Is there something really innovative, interesting, or exciting that a client is doing right now that you’d like to call attention to? 

I like the general shift that I’m seeing for clients being focused on Environmental, Social, and Governance (ESG) practices in their buildings. Diversity, equity, and inclusion are critical. And if we want to be successful as human society, we need to be able to be inclusive. And the more diverse your opinions and the workforce and the people that you have around you are, the more ideas you have — that just makes sense.

But for me, I would say the most important thing is the environmental factor. We can do all the best practices personally. At our home level, we’re doing the right shopping, we’re using the reusable bags, we’ve cut down our own waste. Then, we get into the office and we forget about those conscientious decisions. Food waste is through the roof. Energy usage is incredibly wasteful. 

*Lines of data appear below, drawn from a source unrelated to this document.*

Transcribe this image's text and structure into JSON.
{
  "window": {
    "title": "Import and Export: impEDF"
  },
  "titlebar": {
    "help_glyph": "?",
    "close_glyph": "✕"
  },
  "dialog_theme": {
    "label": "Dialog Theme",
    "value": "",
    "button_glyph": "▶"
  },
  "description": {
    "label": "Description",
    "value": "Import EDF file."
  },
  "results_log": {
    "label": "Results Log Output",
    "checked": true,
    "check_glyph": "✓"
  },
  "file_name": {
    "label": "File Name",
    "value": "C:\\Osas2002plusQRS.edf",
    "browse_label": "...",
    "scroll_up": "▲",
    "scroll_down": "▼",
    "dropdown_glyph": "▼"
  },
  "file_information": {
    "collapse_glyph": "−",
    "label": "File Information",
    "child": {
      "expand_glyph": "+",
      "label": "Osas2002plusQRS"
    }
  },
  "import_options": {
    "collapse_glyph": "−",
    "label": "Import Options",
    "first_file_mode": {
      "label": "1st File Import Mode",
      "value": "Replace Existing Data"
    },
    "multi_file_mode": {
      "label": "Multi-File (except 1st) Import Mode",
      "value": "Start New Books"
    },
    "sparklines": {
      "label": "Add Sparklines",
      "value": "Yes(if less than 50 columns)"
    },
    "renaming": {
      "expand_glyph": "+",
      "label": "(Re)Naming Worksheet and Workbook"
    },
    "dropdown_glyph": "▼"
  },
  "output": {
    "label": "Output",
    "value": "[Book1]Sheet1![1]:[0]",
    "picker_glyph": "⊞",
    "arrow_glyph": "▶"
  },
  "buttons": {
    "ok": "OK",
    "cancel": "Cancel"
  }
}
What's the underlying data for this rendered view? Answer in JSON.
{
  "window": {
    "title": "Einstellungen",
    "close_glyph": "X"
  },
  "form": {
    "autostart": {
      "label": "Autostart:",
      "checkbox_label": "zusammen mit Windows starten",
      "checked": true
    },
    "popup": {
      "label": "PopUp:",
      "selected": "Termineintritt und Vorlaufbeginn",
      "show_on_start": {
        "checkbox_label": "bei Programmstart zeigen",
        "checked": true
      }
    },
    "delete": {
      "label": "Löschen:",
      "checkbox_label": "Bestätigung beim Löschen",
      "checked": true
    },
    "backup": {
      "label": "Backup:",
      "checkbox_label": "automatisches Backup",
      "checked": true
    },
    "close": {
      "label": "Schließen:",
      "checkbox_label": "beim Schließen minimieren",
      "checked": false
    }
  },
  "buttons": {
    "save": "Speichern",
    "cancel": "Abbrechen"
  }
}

And that’s just on an office level. So, what I’m really excited for is to see how different companies — whether it’s corporate real estate or down to the small ten person dev shop — are challenging and overcoming these obstacles. It doesn’t matter how much money or how good the economy is working if we don’t have a good, safe, sustainable place to live. I also think that it’s not a mutually exclusive thing. We can do both. We can make lots of money by being environmentally responsible. It’s just a shift in priority. And I’m very, very excited to see how not only can it be done, but how it’s being done already.

How is workplace experience technology shaping the future of the commercial real estate industry?

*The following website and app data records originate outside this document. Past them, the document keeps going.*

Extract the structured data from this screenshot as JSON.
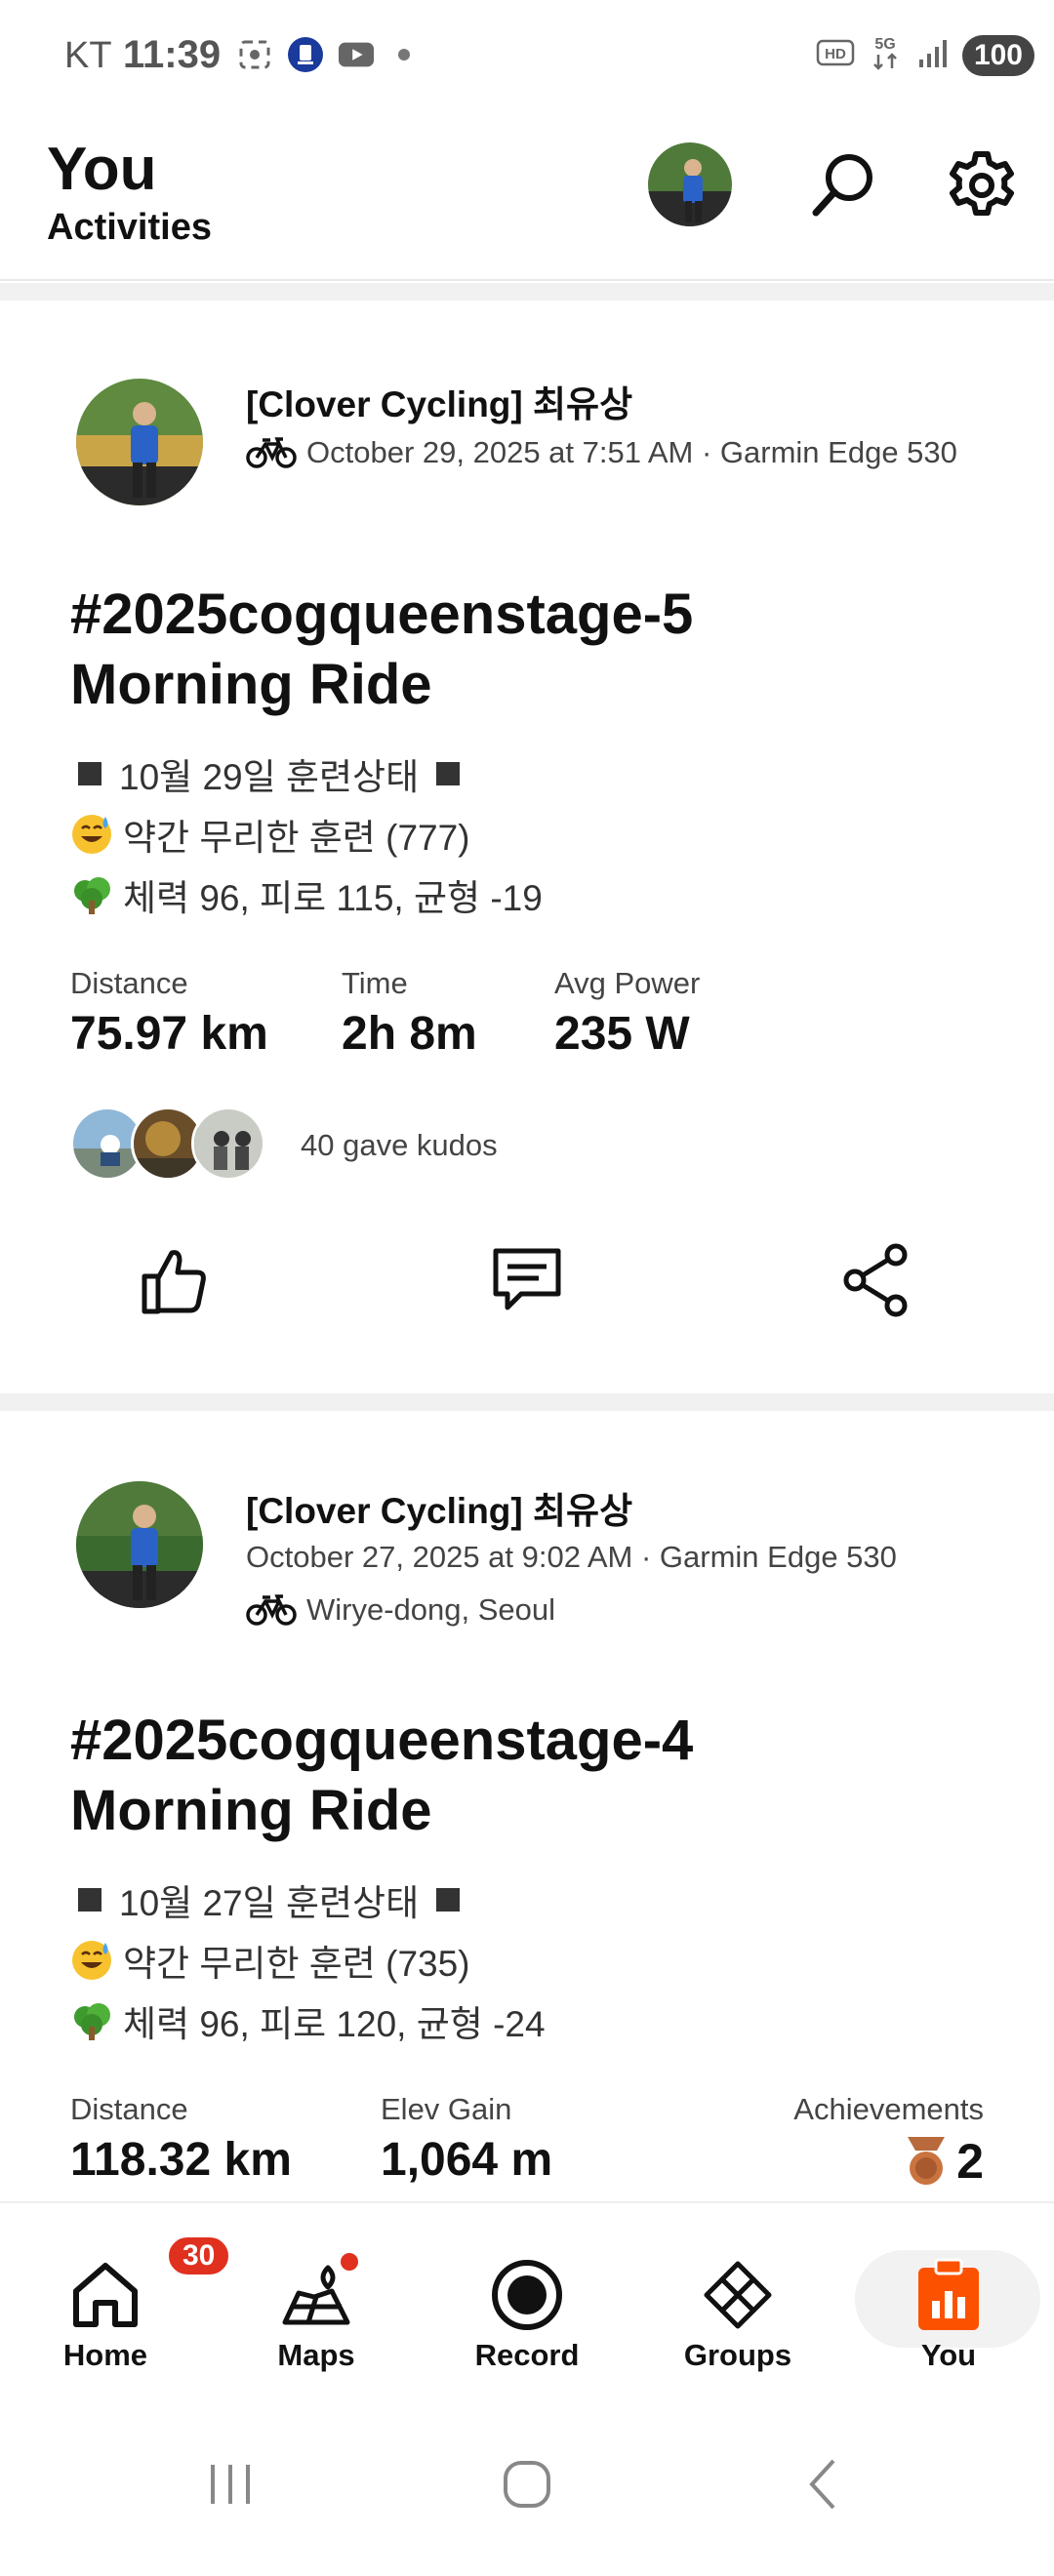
{
  "status_bar": {
    "carrier": "KT",
    "time": "11:39",
    "battery": "100"
  },
  "header": {
    "title": "You",
    "subtitle": "Activities"
  },
  "activities": [
    {
      "athlete": "[Clover Cycling] 최유상",
      "meta_line": "October 29, 2025 at 7:51 AM · Garmin Edge 530",
      "title_line1": "#2025cogqueenstage-5",
      "title_line2": "Morning Ride",
      "desc1": "10월 29일 훈련상태",
      "desc2": "약간 무리한 훈련 (777)",
      "desc3": "체력 96, 피로 115, 균형 -19",
      "stats": [
        {
          "label": "Distance",
          "value": "75.97 km"
        },
        {
          "label": "Time",
          "value": "2h 8m"
        },
        {
          "label": "Avg Power",
          "value": "235 W"
        }
      ],
      "kudos": "40 gave kudos"
    },
    {
      "athlete": "[Clover Cycling] 최유상",
      "meta_line": "October 27, 2025 at 9:02 AM · Garmin Edge 530",
      "location": "Wirye-dong, Seoul",
      "title_line1": "#2025cogqueenstage-4",
      "title_line2": "Morning Ride",
      "desc1": "10월 27일 훈련상태",
      "desc2": "약간 무리한 훈련 (735)",
      "desc3": "체력 96, 피로 120, 균형 -24",
      "stats": [
        {
          "label": "Distance",
          "value": "118.32 km"
        },
        {
          "label": "Elev Gain",
          "value": "1,064 m"
        }
      ],
      "achievements_label": "Achievements",
      "achievements_value": "2"
    }
  ],
  "nav": {
    "home": "Home",
    "home_badge": "30",
    "maps": "Maps",
    "record": "Record",
    "groups": "Groups",
    "you": "You"
  },
  "colors": {
    "accent": "#fc5200",
    "badge": "#e0301e"
  },
  "icons": [
    "search-icon",
    "settings-icon",
    "bike-icon",
    "thumbs-up-icon",
    "comment-icon",
    "share-icon",
    "medal-icon",
    "home-icon",
    "maps-icon",
    "record-icon",
    "groups-icon",
    "you-icon"
  ]
}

Well, we’re moving from tenant experience to workplace experience. I personally am a big fan of that, because it is a continuing shift in the trend we started with the tenant experience. It’s a power transition from the people who make the decisions to all the people who execute on the decisions and occupy the space.

It’s giving people a voice. In a time both in our lives and our parents’ lives — when everything has been about all the perks that the executives and the managers get — now this whole concept is focused on the end-user. And it doesn’t discriminate based on title. It’s saying, ‘Are you the person in this building? Or do you work for a company who has space in this building? You’re going to get value from this.’

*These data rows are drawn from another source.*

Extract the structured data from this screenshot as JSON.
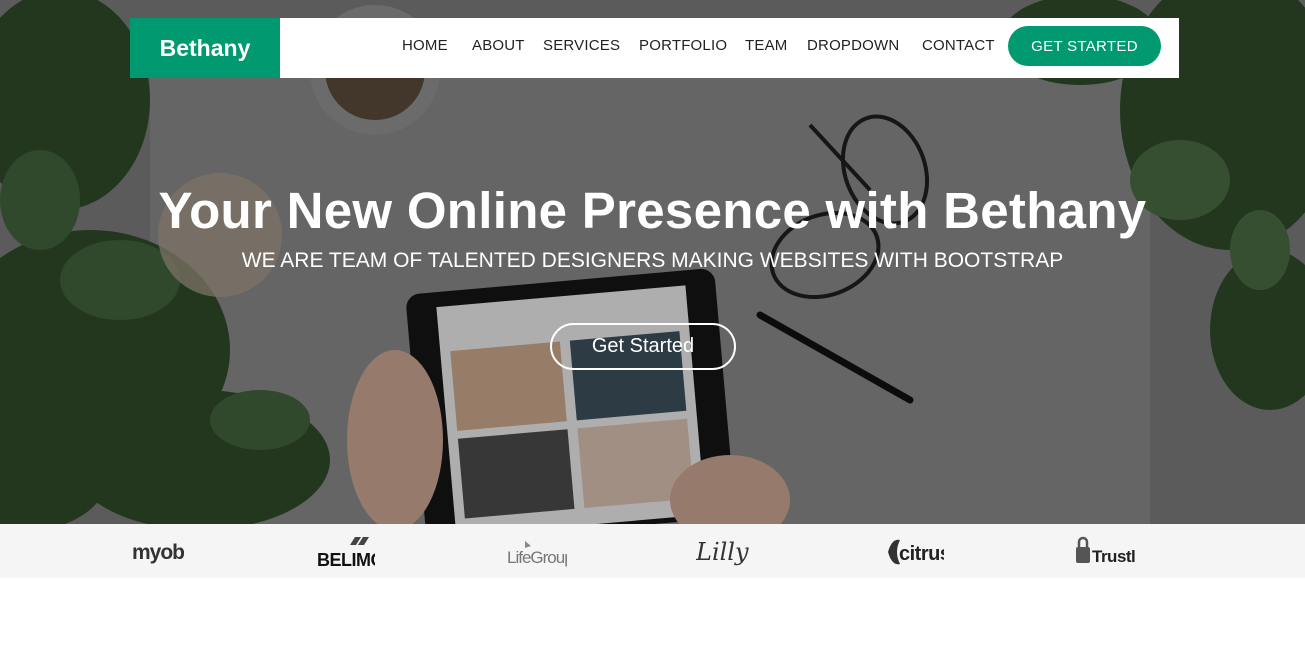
{
  "brand": {
    "name": "Bethany",
    "accent": "#009970"
  },
  "nav": {
    "items": [
      {
        "label": "HOME"
      },
      {
        "label": "ABOUT"
      },
      {
        "label": "SERVICES"
      },
      {
        "label": "PORTFOLIO"
      },
      {
        "label": "TEAM"
      },
      {
        "label": "DROPDOWN"
      },
      {
        "label": "CONTACT"
      }
    ],
    "cta_label": "GET STARTED"
  },
  "hero": {
    "title": "Your New Online Presence with Bethany",
    "subtitle": "WE ARE TEAM OF TALENTED DESIGNERS MAKING WEBSITES WITH BOOTSTRAP",
    "button_label": "Get Started"
  },
  "clients": [
    {
      "name": "myob"
    },
    {
      "name": "BELIMO"
    },
    {
      "name": "LifeGroups"
    },
    {
      "name": "Lilly"
    },
    {
      "name": "citrus"
    },
    {
      "name": "Trustly"
    }
  ]
}
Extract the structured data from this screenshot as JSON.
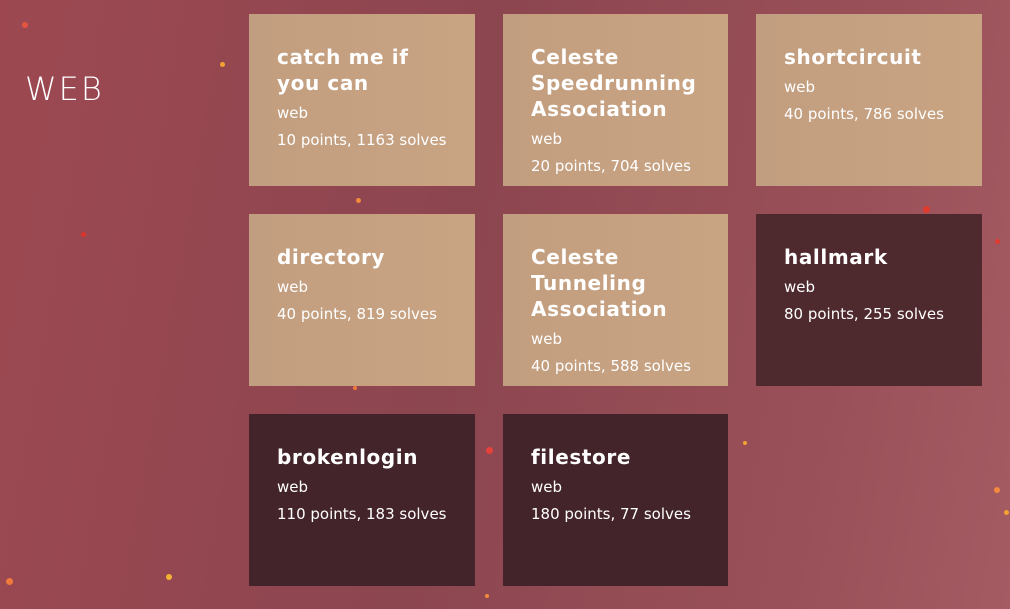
{
  "section": {
    "title": "WEB"
  },
  "challenges": [
    {
      "title": "catch me if you can",
      "category": "web",
      "points": "10 points, 1163 solves",
      "solved": false
    },
    {
      "title": "Celeste Speedrunning Association",
      "category": "web",
      "points": "20 points, 704 solves",
      "solved": false
    },
    {
      "title": "shortcircuit",
      "category": "web",
      "points": "40 points, 786 solves",
      "solved": false
    },
    {
      "title": "directory",
      "category": "web",
      "points": "40 points, 819 solves",
      "solved": false
    },
    {
      "title": "Celeste Tunneling Association",
      "category": "web",
      "points": "40 points, 588 solves",
      "solved": false
    },
    {
      "title": "hallmark",
      "category": "web",
      "points": "80 points, 255 solves",
      "solved": true
    },
    {
      "title": "brokenlogin",
      "category": "web",
      "points": "110 points, 183 solves",
      "solved": true
    },
    {
      "title": "filestore",
      "category": "web",
      "points": "180 points, 77 solves",
      "solved": true
    }
  ],
  "colors": {
    "background": "#9d4851",
    "unsolved_card": "#c6a282",
    "solved_card": "#4e2a2f",
    "text": "#ffffff"
  }
}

So, shifting to focusing on the workplace experience is really important. HqO is at the forefront of an industry that is driving the ability for people to reprioritize their focus.

What else excites you about working at HqO?

The people, 100%. It’s always the people. I am perpetually impressed with everyone that I’m working with and have conversations with. I think our recruiting team does an outstanding job bringing excellence into the company. It’s almost impossible to have a business-focus conversation and not walk away going, ‘That person is very, very smart and knows what they’re doing and comes at it from an interesting perspective.’

I think that we are a company of people who are solution finders. I can’t even count once or twice on my hand when we ever tried to find someone to blame for something. It’s always that we over-index on ownership. We’re doing it ourselves. We’re saying, ‘I screwed up, this is my fault. And here’s how we can fix it.’

This proves to me that our LET’S GO values are not just an interview tactic. They are things that we actually try to live ourselves, and we have plenty of opportunities for shout-outs to the company at large to highlight the work that our colleagues are doing related to them. By picking values that actually make sense, and aligning with them frequently, it allows people to feel valued and seen. And that’s a thing that is often lost at companies. Here, we take every chance we get to let the goodness shine.

Inside HqO pulls back the curtain and introduces you to the people who make HqO the undisputed leader in workplace experience technology. For more information on HqO, click here. If you’re interested in joining Jacob and the HqO team, check out all of our current openings here.